**Records for the task**
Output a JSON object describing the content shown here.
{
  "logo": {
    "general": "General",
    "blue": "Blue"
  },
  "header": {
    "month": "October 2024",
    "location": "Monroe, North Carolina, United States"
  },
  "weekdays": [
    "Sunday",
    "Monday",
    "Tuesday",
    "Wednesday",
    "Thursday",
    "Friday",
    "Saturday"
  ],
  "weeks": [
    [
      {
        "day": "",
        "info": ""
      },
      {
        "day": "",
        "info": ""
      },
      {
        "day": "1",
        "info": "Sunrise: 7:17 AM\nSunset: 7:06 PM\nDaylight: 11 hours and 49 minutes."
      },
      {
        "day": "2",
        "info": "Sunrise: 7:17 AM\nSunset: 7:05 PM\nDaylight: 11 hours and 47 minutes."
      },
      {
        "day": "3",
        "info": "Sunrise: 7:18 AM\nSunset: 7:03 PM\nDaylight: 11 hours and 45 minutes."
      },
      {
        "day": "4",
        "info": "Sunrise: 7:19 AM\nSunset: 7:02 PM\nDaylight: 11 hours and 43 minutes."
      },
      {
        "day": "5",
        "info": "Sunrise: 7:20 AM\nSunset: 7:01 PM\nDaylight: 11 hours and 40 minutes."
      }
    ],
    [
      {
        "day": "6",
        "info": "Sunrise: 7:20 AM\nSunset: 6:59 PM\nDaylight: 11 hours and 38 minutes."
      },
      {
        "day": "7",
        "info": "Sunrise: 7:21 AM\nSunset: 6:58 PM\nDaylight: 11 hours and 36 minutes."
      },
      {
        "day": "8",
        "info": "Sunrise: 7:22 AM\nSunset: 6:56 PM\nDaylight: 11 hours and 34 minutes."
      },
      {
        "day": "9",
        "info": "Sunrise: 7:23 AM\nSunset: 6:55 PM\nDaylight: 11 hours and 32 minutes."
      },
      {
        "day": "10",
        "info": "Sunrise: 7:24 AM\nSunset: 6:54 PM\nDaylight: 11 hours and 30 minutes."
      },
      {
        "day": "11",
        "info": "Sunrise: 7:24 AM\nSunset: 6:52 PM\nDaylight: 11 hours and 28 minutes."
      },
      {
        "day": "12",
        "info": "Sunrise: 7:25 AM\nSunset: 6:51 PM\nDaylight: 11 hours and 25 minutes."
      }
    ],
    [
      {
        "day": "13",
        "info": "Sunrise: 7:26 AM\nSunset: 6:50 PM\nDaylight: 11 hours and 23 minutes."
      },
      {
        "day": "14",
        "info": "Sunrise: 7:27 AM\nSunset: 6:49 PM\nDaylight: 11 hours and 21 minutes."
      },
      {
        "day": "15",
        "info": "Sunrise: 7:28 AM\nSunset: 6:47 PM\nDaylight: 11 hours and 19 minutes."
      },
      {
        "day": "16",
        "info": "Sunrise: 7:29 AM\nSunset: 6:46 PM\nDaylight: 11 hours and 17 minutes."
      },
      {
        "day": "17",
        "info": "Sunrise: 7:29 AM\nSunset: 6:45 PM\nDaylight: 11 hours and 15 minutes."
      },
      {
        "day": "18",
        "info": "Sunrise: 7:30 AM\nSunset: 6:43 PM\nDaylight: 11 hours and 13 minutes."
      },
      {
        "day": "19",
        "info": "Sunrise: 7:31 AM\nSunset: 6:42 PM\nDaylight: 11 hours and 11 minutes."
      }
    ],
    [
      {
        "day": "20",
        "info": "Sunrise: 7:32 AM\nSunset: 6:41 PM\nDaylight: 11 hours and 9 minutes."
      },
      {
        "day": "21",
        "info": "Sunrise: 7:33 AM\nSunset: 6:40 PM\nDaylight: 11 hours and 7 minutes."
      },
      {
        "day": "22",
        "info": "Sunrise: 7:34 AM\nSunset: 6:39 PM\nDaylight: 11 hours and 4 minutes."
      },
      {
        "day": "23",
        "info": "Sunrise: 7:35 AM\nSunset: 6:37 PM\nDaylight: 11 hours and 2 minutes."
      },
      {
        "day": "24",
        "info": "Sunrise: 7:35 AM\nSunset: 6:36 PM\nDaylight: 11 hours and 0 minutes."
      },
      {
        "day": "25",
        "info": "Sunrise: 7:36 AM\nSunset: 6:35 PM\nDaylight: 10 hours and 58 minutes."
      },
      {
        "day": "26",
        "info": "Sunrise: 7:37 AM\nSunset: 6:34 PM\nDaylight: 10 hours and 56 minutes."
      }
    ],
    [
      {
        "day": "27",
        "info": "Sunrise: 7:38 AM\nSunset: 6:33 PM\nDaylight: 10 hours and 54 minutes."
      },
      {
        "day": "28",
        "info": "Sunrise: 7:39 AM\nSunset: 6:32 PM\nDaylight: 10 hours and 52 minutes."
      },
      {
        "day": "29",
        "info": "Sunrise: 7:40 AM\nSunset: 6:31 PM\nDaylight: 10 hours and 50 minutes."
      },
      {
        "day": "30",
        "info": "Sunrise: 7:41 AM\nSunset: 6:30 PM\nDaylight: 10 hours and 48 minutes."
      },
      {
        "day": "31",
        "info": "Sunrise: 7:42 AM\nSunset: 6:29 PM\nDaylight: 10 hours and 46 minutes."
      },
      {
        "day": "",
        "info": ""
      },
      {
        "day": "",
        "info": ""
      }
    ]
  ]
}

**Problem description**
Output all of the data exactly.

**Result of the exercise**
Output a JSON object describing the content shown here.
{
  "logo": {
    "general": "General",
    "blue": "Blue"
  },
  "header": {
    "month": "October 2024",
    "location": "Monroe, North Carolina, United States"
  },
  "weekdays": [
    "Sunday",
    "Monday",
    "Tuesday",
    "Wednesday",
    "Thursday",
    "Friday",
    "Saturday"
  ],
  "weeks": [
    [
      {
        "day": "",
        "info": ""
      },
      {
        "day": "",
        "info": ""
      },
      {
        "day": "1",
        "info": "Sunrise: 7:17 AM\nSunset: 7:06 PM\nDaylight: 11 hours and 49 minutes."
      },
      {
        "day": "2",
        "info": "Sunrise: 7:17 AM\nSunset: 7:05 PM\nDaylight: 11 hours and 47 minutes."
      },
      {
        "day": "3",
        "info": "Sunrise: 7:18 AM\nSunset: 7:03 PM\nDaylight: 11 hours and 45 minutes."
      },
      {
        "day": "4",
        "info": "Sunrise: 7:19 AM\nSunset: 7:02 PM\nDaylight: 11 hours and 43 minutes."
      },
      {
        "day": "5",
        "info": "Sunrise: 7:20 AM\nSunset: 7:01 PM\nDaylight: 11 hours and 40 minutes."
      }
    ],
    [
      {
        "day": "6",
        "info": "Sunrise: 7:20 AM\nSunset: 6:59 PM\nDaylight: 11 hours and 38 minutes."
      },
      {
        "day": "7",
        "info": "Sunrise: 7:21 AM\nSunset: 6:58 PM\nDaylight: 11 hours and 36 minutes."
      },
      {
        "day": "8",
        "info": "Sunrise: 7:22 AM\nSunset: 6:56 PM\nDaylight: 11 hours and 34 minutes."
      },
      {
        "day": "9",
        "info": "Sunrise: 7:23 AM\nSunset: 6:55 PM\nDaylight: 11 hours and 32 minutes."
      },
      {
        "day": "10",
        "info": "Sunrise: 7:24 AM\nSunset: 6:54 PM\nDaylight: 11 hours and 30 minutes."
      },
      {
        "day": "11",
        "info": "Sunrise: 7:24 AM\nSunset: 6:52 PM\nDaylight: 11 hours and 28 minutes."
      },
      {
        "day": "12",
        "info": "Sunrise: 7:25 AM\nSunset: 6:51 PM\nDaylight: 11 hours and 25 minutes."
      }
    ],
    [
      {
        "day": "13",
        "info": "Sunrise: 7:26 AM\nSunset: 6:50 PM\nDaylight: 11 hours and 23 minutes."
      },
      {
        "day": "14",
        "info": "Sunrise: 7:27 AM\nSunset: 6:49 PM\nDaylight: 11 hours and 21 minutes."
      },
      {
        "day": "15",
        "info": "Sunrise: 7:28 AM\nSunset: 6:47 PM\nDaylight: 11 hours and 19 minutes."
      },
      {
        "day": "16",
        "info": "Sunrise: 7:29 AM\nSunset: 6:46 PM\nDaylight: 11 hours and 17 minutes."
      },
      {
        "day": "17",
        "info": "Sunrise: 7:29 AM\nSunset: 6:45 PM\nDaylight: 11 hours and 15 minutes."
      },
      {
        "day": "18",
        "info": "Sunrise: 7:30 AM\nSunset: 6:43 PM\nDaylight: 11 hours and 13 minutes."
      },
      {
        "day": "19",
        "info": "Sunrise: 7:31 AM\nSunset: 6:42 PM\nDaylight: 11 hours and 11 minutes."
      }
    ],
    [
      {
        "day": "20",
        "info": "Sunrise: 7:32 AM\nSunset: 6:41 PM\nDaylight: 11 hours and 9 minutes."
      },
      {
        "day": "21",
        "info": "Sunrise: 7:33 AM\nSunset: 6:40 PM\nDaylight: 11 hours and 7 minutes."
      },
      {
        "day": "22",
        "info": "Sunrise: 7:34 AM\nSunset: 6:39 PM\nDaylight: 11 hours and 4 minutes."
      },
      {
        "day": "23",
        "info": "Sunrise: 7:35 AM\nSunset: 6:37 PM\nDaylight: 11 hours and 2 minutes."
      },
      {
        "day": "24",
        "info": "Sunrise: 7:35 AM\nSunset: 6:36 PM\nDaylight: 11 hours and 0 minutes."
      },
      {
        "day": "25",
        "info": "Sunrise: 7:36 AM\nSunset: 6:35 PM\nDaylight: 10 hours and 58 minutes."
      },
      {
        "day": "26",
        "info": "Sunrise: 7:37 AM\nSunset: 6:34 PM\nDaylight: 10 hours and 56 minutes."
      }
    ],
    [
      {
        "day": "27",
        "info": "Sunrise: 7:38 AM\nSunset: 6:33 PM\nDaylight: 10 hours and 54 minutes."
      },
      {
        "day": "28",
        "info": "Sunrise: 7:39 AM\nSunset: 6:32 PM\nDaylight: 10 hours and 52 minutes."
      },
      {
        "day": "29",
        "info": "Sunrise: 7:40 AM\nSunset: 6:31 PM\nDaylight: 10 hours and 50 minutes."
      },
      {
        "day": "30",
        "info": "Sunrise: 7:41 AM\nSunset: 6:30 PM\nDaylight: 10 hours and 48 minutes."
      },
      {
        "day": "31",
        "info": "Sunrise: 7:42 AM\nSunset: 6:29 PM\nDaylight: 10 hours and 46 minutes."
      },
      {
        "day": "",
        "info": ""
      },
      {
        "day": "",
        "info": ""
      }
    ]
  ]
}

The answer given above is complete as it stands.